In a swift response to student demands, UC Berkeley officials on Wednesday offered an alternative for students who refused to attend a required class taught by an architecture professor recently found to have sexually harassed a student.
The striking move came a day after dozens of graduate students staged a protest on campus to condemn a UC policy that prevents administrators from notifying students about inquiries into faculty misconduct if those students are not involved in the investigation.
Many of the protesters are taking a required class from the professor in the department of city and regional planning or have him as an adviser. The last lecture of the semester in that class is Thursday, with the final exam on Dec. 1.
"We have heard your concerns," department Chair Teresa Caldeira wrote in an email Wednesday to students. "We have decided to set up an alternative section for the course. This alternative section will have another instructor of record who will see the semester through to completion."

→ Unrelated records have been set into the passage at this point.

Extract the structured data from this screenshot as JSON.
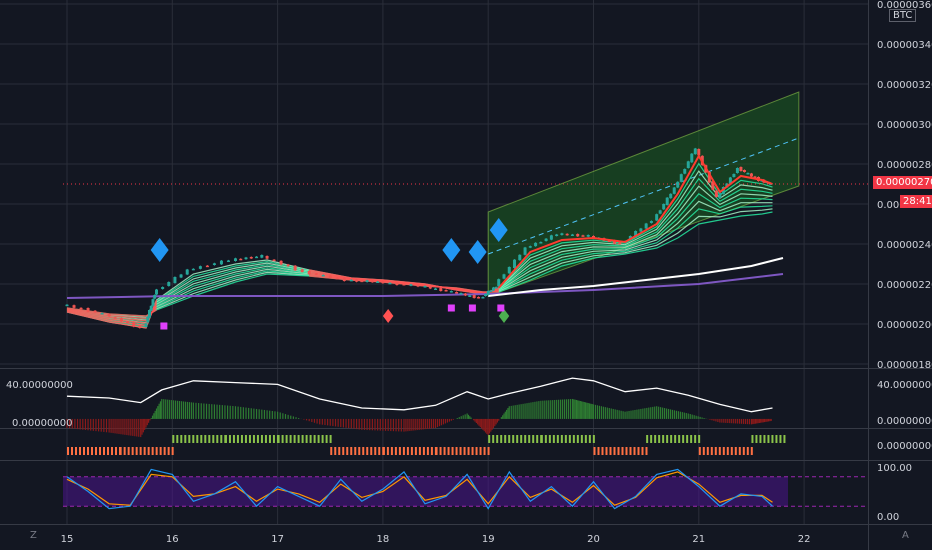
{
  "header": {
    "currency_label": "BTC"
  },
  "price_axis": {
    "ticks": [
      "0.00000360",
      "0.00000340",
      "0.00000320",
      "0.00000300",
      "0.00000280",
      "0.00000260",
      "0.00000240",
      "0.00000220",
      "0.00000200",
      "0.00000180"
    ],
    "current_price": "0.00000270",
    "countdown": "28:41"
  },
  "time_axis": {
    "ticks": [
      "15",
      "16",
      "17",
      "18",
      "19",
      "20",
      "21",
      "22"
    ]
  },
  "osc_panel": {
    "ticks": [
      "40.00000000",
      "0.00000000"
    ]
  },
  "bars_panel": {
    "tick": "0.00000000"
  },
  "stoch_panel": {
    "ticks": [
      "100.00",
      "0.00"
    ]
  },
  "corner_labels": {
    "left": "Z",
    "right": "A"
  },
  "colors": {
    "background": "#131722",
    "grid": "#2a2e39",
    "candle_up": "#26a69a",
    "candle_down": "#ef5350",
    "ribbon_bull": "#26e8a0",
    "ribbon_bear": "#ff5252",
    "white_ma": "#ffffff",
    "purple_ma": "#7e57c2",
    "channel": "#1b5e20",
    "diamond_blue": "#2196f3",
    "signal_magenta": "#e040fb",
    "price_line": "#f23645"
  },
  "chart_data": [
    {
      "type": "line",
      "name": "price",
      "x": [
        15.0,
        15.4,
        15.75,
        15.85,
        16.2,
        16.6,
        16.9,
        17.3,
        17.7,
        18.0,
        18.4,
        18.7,
        18.95,
        19.1,
        19.4,
        19.7,
        20.0,
        20.3,
        20.6,
        20.8,
        21.0,
        21.2,
        21.4,
        21.6,
        21.7
      ],
      "y": [
        2.1e-06,
        2.05e-06,
        1.98e-06,
        2.15e-06,
        2.27e-06,
        2.32e-06,
        2.34e-06,
        2.26e-06,
        2.22e-06,
        2.21e-06,
        2.19e-06,
        2.16e-06,
        2.13e-06,
        2.19e-06,
        2.38e-06,
        2.45e-06,
        2.44e-06,
        2.4e-06,
        2.52e-06,
        2.68e-06,
        2.88e-06,
        2.63e-06,
        2.78e-06,
        2.72e-06,
        2.7e-06
      ],
      "current_price": 2.7e-06,
      "ylim": [
        1.78e-06,
        3.62e-06
      ],
      "xlim": [
        14.95,
        22.5
      ],
      "ribbon_fast": [
        2.06e-06,
        2.01e-06,
        1.98e-06,
        2.12e-06,
        2.25e-06,
        2.3e-06,
        2.32e-06,
        2.27e-06,
        2.23e-06,
        2.22e-06,
        2.2e-06,
        2.17e-06,
        2.15e-06,
        2.18e-06,
        2.36e-06,
        2.42e-06,
        2.43e-06,
        2.41e-06,
        2.5e-06,
        2.65e-06,
        2.84e-06,
        2.66e-06,
        2.74e-06,
        2.72e-06,
        2.7e-06
      ],
      "ribbon_slow": [
        2.08e-06,
        2.05e-06,
        2.04e-06,
        2.07e-06,
        2.14e-06,
        2.21e-06,
        2.25e-06,
        2.24e-06,
        2.22e-06,
        2.21e-06,
        2.19e-06,
        2.18e-06,
        2.16e-06,
        2.16e-06,
        2.22e-06,
        2.29e-06,
        2.33e-06,
        2.35e-06,
        2.38e-06,
        2.43e-06,
        2.5e-06,
        2.52e-06,
        2.54e-06,
        2.55e-06,
        2.56e-06
      ],
      "white_ma": {
        "x": [
          19.0,
          19.5,
          20.0,
          20.5,
          21.0,
          21.5,
          21.8
        ],
        "y": [
          2.14e-06,
          2.17e-06,
          2.19e-06,
          2.22e-06,
          2.25e-06,
          2.29e-06,
          2.33e-06
        ]
      },
      "purple_ma": {
        "x": [
          15.0,
          16.0,
          17.0,
          18.0,
          19.0,
          20.0,
          21.0,
          21.8
        ],
        "y": [
          2.13e-06,
          2.14e-06,
          2.14e-06,
          2.14e-06,
          2.15e-06,
          2.17e-06,
          2.2e-06,
          2.25e-06
        ]
      },
      "channel": {
        "x": [
          19.0,
          21.95
        ],
        "upper": [
          2.56e-06,
          3.16e-06
        ],
        "mid": [
          2.35e-06,
          2.93e-06
        ],
        "lower": [
          2.14e-06,
          2.69e-06
        ]
      },
      "blue_diamonds": [
        {
          "x": 15.88,
          "y": 2.37e-06
        },
        {
          "x": 18.65,
          "y": 2.37e-06
        },
        {
          "x": 18.9,
          "y": 2.36e-06
        },
        {
          "x": 19.1,
          "y": 2.47e-06
        }
      ],
      "red_diamonds": [
        {
          "x": 18.05,
          "y": 2.04e-06
        }
      ],
      "green_diamonds": [
        {
          "x": 19.15,
          "y": 2.04e-06
        }
      ],
      "magenta_squares": [
        {
          "x": 15.92,
          "y": 1.99e-06
        },
        {
          "x": 18.65,
          "y": 2.08e-06
        },
        {
          "x": 18.85,
          "y": 2.08e-06
        },
        {
          "x": 19.12,
          "y": 2.08e-06
        }
      ]
    },
    {
      "type": "area",
      "name": "oscillator",
      "x": [
        15.0,
        15.4,
        15.7,
        15.9,
        16.2,
        16.6,
        17.0,
        17.4,
        17.8,
        18.2,
        18.5,
        18.8,
        19.0,
        19.2,
        19.5,
        19.8,
        20.0,
        20.3,
        20.6,
        20.9,
        21.2,
        21.5,
        21.7
      ],
      "line": [
        25,
        23,
        18,
        32,
        42,
        40,
        38,
        22,
        12,
        10,
        15,
        30,
        22,
        28,
        36,
        45,
        42,
        30,
        34,
        26,
        16,
        8,
        12
      ],
      "hist": [
        -10,
        -15,
        -20,
        22,
        18,
        14,
        8,
        -6,
        -12,
        -14,
        -10,
        6,
        -18,
        14,
        20,
        22,
        16,
        8,
        14,
        6,
        -4,
        -6,
        -2
      ],
      "ylim": [
        -10,
        55
      ]
    },
    {
      "type": "bar",
      "name": "signal_bars",
      "x": [
        15.0,
        15.5,
        16.0,
        16.5,
        17.0,
        17.5,
        18.0,
        18.5,
        19.0,
        19.5,
        20.0,
        20.5,
        21.0,
        21.5
      ],
      "values": [
        -1,
        -1,
        1,
        1,
        1,
        -1,
        -1,
        -1,
        1,
        1,
        -1,
        1,
        -1,
        1
      ]
    },
    {
      "type": "line",
      "name": "stochastic",
      "x": [
        15.0,
        15.2,
        15.4,
        15.6,
        15.8,
        16.0,
        16.2,
        16.4,
        16.6,
        16.8,
        17.0,
        17.2,
        17.4,
        17.6,
        17.8,
        18.0,
        18.2,
        18.4,
        18.6,
        18.8,
        19.0,
        19.2,
        19.4,
        19.6,
        19.8,
        20.0,
        20.2,
        20.4,
        20.6,
        20.8,
        21.0,
        21.2,
        21.4,
        21.6,
        21.7
      ],
      "k": [
        80,
        50,
        15,
        20,
        95,
        85,
        30,
        45,
        70,
        20,
        60,
        40,
        20,
        75,
        30,
        55,
        90,
        25,
        40,
        85,
        15,
        90,
        30,
        60,
        20,
        70,
        15,
        40,
        85,
        95,
        60,
        20,
        45,
        40,
        20
      ],
      "d": [
        75,
        55,
        25,
        22,
        85,
        80,
        40,
        45,
        60,
        30,
        55,
        45,
        28,
        65,
        38,
        50,
        80,
        32,
        42,
        75,
        25,
        80,
        38,
        55,
        28,
        62,
        22,
        38,
        78,
        90,
        65,
        28,
        42,
        42,
        28
      ],
      "bands": [
        80,
        20
      ],
      "ylim": [
        0,
        100
      ]
    }
  ]
}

Students can also choose to stay in the section taught by Nezar AlSayyad, an internationally recognized scholar who teaches in the architecture department and the city and regional planning department.
A source connected to the College of Environmental Design, which houses AlSayyad's departments, said he has been given no courses to teach this spring.
Campus officials have declined to comment on AlSayyad, who is the fourth high-profile employee in less than two years found by the university to have sexually harassed a student or colleague.
Although campus officials are limited in what they can say about pending investigations, they can take action — including restricting a professor's interaction with students — if they believe the allegations represent a safety threat to students, said UC Berkeley spokesman Dan Mogulof.
"The law is clear about what is required of us to protect the interest and safety of students," Mogulof said. "But when it comes to broader communications, this is an extraordinarily complicated issue, given our adherence as a country to due process and innocent until proven guilty."
An independent investigator hired by UC Berkeley concluded in October that AlSayyad, 61, had spent months ingratiating himself with graduate student Eva Hagberg Fisher before placing his hand on her upper thigh in 2013, proposing they become "close friends" and suggesting that they go to Las Vegas. The investigator said the evidence showed that AlSayyad appeared to "'groom' Ms. Fisher for the possibility of becoming a romantic or sexual partner."
The professor's name is redacted from the report, but Hagberg Fisher, 34, confirmed that AlSayyad is its subject.
The Chronicle also spoke with two former faculty members who said that another student alleged more than 20 years ago that she and AlSayyad had sex and that she felt taken advantage of. Her complaint was never investigated, and the former student declined to comment. Another student accused AlSayyad this spring of nonsexual misconduct, and an investigation is pending.
AlSayyad has vigorously denied wrongdoing in all cases. His spokesman, Larry Kamer, said that UC Berkeley's decision about AlSayyad's teaching is "preemptive" and "violates his due-process rights."
The report on Hagberg Fisher's case recommends that campus investigators begin the process of deciding whether AlSayyad violated the Faculty Code of Conduct, which could lead to tenure revocation. That outcome has happened only twice at UC Berkeley in 25 years.
If faculty investigators make that determination in AlSayyad's case, he would probably be referred to the Privilege and Tenure Committee of the Academic Senate on campus, which could recommend a range of sanctions, including a pay cut, loss of privileges or firing through tenure revocation.
"Professor AlSayyad awaits the start of the Privilege and Tenure Committee process that he believes will allow him to defend himself more effectively than he has been permitted to do thus far," Kamer said.
Brooke Staton, a master's student in AlSayyad's required course who is opting for the alternative, said students are pleased by the department's response. But, she said, they are still planning a protest on Thursday.
"The university policy that allows professors to continue teaching and advising while they are under investigation for sexual harassment is what needs to change," she said.